Conservatives gearing up for 2013 convention
The Conservative Party grassroots are gearing up for the party’s bi-annual national convention this year at the BMO Centre in Calgary, Alberta.
The three-day convention is broken down into a mixture of information sessions, speeches, and debates on policy and constitution resolutions, concluding in votes on these debates. Debates either involve the policy declaration or the national constitution. The policy declaration serves as the Conservative government’s mandate to implement the policies desired by the Conservative grassroots, while the national constitution governs the operations of the party.
Up for discussion are 199 policy proposals and 67 constitution proposals, not including those that may be introduced as motions from the floor.
Proposals to amend the policy declaration include allowing income splitting for married and common law couples. Although this policy was pledged by Prime Minister Harper to be implemented once the federal budget is balanced, it’s not a policy that appears in the policy document.
Another proposal would create a “workers’ rights” section, which states that workers should be allowed to “organize democratically… collectively bargain…and peacefully withdraw and withhold services.” This proposal also calls for legislation that requires public service unions to disclose the amount of membership money that goes toward “political donations, donations to media organizations, and to political activism and campaigns.”
A third proposal would create a “National Sunshine List” for all Crown corporations and federal agencies where employees make more than $120,000 per year. Such a proposal was tabled by MP Brent Rathgeber as a private members bill, and would have applied to anyone making more than $188,000, but the bill was effectively killed when the minimum salary to be included on that list was raised to $445,000.
Other proposals include:
- Stating that the Government of Canada “must continue to defend the democratic countries of the Middle East and the right of Israel to exist.”
- Developing a plan to criminalize the purchase of sex as well as those profiting from the purchase of sex
- Creating a “National Transportation Strategy”
- Amending the Criminal Code so that “harassing telephone calls” include harassing text messages
- Proposing that, following a balanced budget, the federal budget remain frozen at $300 billion until 2021
- Ending supply management
Proposals to amend the constitution focus more on the internal operations of the Conservative Party itself. For instance, making sure candidates for nomination are not allowed to take cash for membership purchases. This would require anyone purchasing a membership from the candidate to do so by personal cheque or credit card.

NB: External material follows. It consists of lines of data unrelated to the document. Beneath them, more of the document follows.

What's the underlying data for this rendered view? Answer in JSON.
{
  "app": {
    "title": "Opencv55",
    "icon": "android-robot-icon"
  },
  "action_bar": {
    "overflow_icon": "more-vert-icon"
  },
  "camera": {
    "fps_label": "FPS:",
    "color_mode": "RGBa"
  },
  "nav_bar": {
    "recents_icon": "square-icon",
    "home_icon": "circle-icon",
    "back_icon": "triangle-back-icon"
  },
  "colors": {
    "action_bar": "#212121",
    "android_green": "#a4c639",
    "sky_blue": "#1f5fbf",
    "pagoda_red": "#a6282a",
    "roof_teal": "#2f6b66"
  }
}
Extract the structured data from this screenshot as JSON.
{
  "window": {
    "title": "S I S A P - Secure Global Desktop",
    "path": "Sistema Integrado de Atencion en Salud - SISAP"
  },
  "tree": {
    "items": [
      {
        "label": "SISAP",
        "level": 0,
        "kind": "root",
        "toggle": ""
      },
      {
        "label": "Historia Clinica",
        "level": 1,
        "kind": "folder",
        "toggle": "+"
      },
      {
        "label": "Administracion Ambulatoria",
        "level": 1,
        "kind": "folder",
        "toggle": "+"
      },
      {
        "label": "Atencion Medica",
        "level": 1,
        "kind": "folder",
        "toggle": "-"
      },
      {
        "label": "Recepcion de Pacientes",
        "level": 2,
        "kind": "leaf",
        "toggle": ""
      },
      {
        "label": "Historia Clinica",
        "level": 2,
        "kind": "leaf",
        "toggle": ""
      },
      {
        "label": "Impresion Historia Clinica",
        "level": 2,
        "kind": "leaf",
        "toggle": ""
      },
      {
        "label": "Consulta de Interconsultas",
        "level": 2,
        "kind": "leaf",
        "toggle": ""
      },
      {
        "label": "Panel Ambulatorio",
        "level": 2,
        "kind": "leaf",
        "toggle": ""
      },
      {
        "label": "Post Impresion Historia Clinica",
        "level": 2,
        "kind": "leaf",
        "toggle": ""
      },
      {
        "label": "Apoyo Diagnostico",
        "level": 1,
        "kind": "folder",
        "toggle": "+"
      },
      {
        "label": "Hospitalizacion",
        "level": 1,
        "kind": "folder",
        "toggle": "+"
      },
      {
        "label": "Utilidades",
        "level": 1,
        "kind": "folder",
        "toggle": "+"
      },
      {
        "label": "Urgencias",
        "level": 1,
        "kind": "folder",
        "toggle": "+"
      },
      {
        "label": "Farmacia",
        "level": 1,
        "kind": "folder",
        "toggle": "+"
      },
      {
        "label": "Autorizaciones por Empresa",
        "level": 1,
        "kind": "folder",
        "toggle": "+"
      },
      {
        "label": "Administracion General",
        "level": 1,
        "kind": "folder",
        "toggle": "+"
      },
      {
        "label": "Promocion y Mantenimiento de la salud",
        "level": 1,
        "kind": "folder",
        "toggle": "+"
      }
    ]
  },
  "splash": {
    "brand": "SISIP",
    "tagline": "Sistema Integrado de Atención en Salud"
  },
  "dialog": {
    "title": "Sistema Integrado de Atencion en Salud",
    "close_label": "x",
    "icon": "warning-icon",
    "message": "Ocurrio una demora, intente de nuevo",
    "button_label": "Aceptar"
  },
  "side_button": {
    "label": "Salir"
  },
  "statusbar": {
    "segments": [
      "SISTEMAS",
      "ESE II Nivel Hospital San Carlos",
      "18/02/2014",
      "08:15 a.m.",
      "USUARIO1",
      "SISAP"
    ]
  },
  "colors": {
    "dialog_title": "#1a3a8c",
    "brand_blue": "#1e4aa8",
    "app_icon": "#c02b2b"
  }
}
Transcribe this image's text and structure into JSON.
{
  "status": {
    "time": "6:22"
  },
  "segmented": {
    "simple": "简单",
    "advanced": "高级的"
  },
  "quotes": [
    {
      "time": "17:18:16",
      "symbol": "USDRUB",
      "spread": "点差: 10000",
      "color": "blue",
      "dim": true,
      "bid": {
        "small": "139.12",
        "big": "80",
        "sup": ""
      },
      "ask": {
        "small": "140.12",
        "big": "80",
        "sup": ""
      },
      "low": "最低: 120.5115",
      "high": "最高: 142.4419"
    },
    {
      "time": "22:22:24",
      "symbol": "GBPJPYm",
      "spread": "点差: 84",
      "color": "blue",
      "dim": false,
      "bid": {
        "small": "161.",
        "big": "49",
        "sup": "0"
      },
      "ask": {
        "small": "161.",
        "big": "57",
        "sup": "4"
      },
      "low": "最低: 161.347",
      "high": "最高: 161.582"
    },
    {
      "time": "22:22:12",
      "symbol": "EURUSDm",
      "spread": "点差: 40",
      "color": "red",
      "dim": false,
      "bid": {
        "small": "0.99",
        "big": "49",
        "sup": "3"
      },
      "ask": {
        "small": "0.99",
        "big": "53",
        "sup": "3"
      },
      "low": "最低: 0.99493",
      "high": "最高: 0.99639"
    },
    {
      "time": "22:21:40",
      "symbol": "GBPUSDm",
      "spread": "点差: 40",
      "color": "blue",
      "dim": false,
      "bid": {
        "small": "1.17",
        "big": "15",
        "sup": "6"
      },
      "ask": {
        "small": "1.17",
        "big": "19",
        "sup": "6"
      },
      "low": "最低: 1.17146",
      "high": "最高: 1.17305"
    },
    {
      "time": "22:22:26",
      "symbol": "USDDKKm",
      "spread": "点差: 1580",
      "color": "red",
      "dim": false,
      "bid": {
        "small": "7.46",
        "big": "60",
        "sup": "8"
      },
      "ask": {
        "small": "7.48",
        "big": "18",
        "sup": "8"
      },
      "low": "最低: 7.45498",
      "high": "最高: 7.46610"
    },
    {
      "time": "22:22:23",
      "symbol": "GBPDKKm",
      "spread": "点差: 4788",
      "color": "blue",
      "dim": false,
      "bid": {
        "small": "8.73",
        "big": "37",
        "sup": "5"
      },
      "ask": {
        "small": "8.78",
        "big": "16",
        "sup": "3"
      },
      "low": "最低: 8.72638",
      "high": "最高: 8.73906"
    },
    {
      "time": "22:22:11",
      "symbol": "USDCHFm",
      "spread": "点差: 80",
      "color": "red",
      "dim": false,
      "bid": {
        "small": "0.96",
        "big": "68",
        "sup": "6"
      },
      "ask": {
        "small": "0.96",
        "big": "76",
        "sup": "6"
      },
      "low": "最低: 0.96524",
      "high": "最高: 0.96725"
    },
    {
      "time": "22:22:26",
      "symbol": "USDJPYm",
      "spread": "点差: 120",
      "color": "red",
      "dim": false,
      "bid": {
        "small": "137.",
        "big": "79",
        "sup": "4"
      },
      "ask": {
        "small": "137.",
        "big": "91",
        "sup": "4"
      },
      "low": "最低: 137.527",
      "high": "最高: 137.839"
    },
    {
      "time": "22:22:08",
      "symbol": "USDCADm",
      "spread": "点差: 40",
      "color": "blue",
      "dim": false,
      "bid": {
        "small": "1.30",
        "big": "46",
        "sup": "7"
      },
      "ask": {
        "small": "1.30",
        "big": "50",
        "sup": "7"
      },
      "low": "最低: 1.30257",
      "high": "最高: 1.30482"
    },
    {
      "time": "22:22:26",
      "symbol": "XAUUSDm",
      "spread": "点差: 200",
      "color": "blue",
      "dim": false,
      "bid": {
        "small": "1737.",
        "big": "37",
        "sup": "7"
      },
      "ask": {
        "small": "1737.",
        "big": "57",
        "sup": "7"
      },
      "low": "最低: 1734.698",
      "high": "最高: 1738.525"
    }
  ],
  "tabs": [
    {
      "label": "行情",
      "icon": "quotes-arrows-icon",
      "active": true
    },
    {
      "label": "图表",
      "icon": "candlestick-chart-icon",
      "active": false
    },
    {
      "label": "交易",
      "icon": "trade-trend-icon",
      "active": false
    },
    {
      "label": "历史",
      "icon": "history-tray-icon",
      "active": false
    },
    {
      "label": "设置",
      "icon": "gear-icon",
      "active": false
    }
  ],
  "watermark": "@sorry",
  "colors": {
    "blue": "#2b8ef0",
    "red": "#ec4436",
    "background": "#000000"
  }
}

There is also a proposal to create an “ethics committee” that reports directly to National Council on the party’s “compliance with ethical best practices in its fundraising and campaigning activities.” It would presumably act as part-watchdog, part-research and advisory committee to ensure that they remain focused on ethical best practices.
Furthermore, the proposal to switch from an equal-weighting to a membership-based process for electing the next leader is back for debate. Currently, each Conservative riding association gets an equal number of “points” to elect the national Conservative leader. The proposal is to keep these points, but also give additional points to riding associations with large memberships. It would give a larger voice to those associations with more memberships, while smaller associations would have a smaller voice.
The same proposal was introduced in 2011 and failed. To combat this, a proposal has been submitted that would not allow failed convention proposals to be re-introduced at the following two national conventions. If not a mandate that silences defeated ideas, it would at least give a six-year grace period before they could be raised again.
Other proposals include:
- Ensuring Conservative members are at least 14-years-old
- Ensuring National Council communicates “legislative initiatives and government policy” that has been implemented
- Proposing that national conventions not be held in the same year as federal elections
- Capping policy and constitution proposals at 10 per-province
- Ensuring the power to elect a riding candidate rests with the EDA rather than the national party headquarters
This convention will see Conservative grassroots give their leadership their mandate, a crucial one since it establishes the operating rules, policies, and groundwork until the next national convention, which will be just months before the October 2015 election.
It offers a unique and truly grassroots experience for Conservative members, unlike any other federal political party. Here delegates have the opportunity to sit right next to Conservative MPs, cabinet ministers, and Senators, and directly discuss Conservative policies.
Those attending the convention are broken into a few different categories.
Delegates are elected by their local Conservative riding association (EDA) and serve in an official voting capacity on behalf of that riding association. Alternates also attend the convention, but cannot vote unless they do so in place of a delegate. Finally, observers are allowed to observe the convention, but cannot take part in the debates. There are a limited number of observers, usually Conservative members who were not elected as a delegate or alternate for their EDA as well as members of the media.
Registration costs between $475 and $1050, depending on the category.
You can follow the Conservative convention by using #CPC13.
The views expressed in this article are the author’s own, and do not necessarily reflect the views of the Prince Arthur Herald.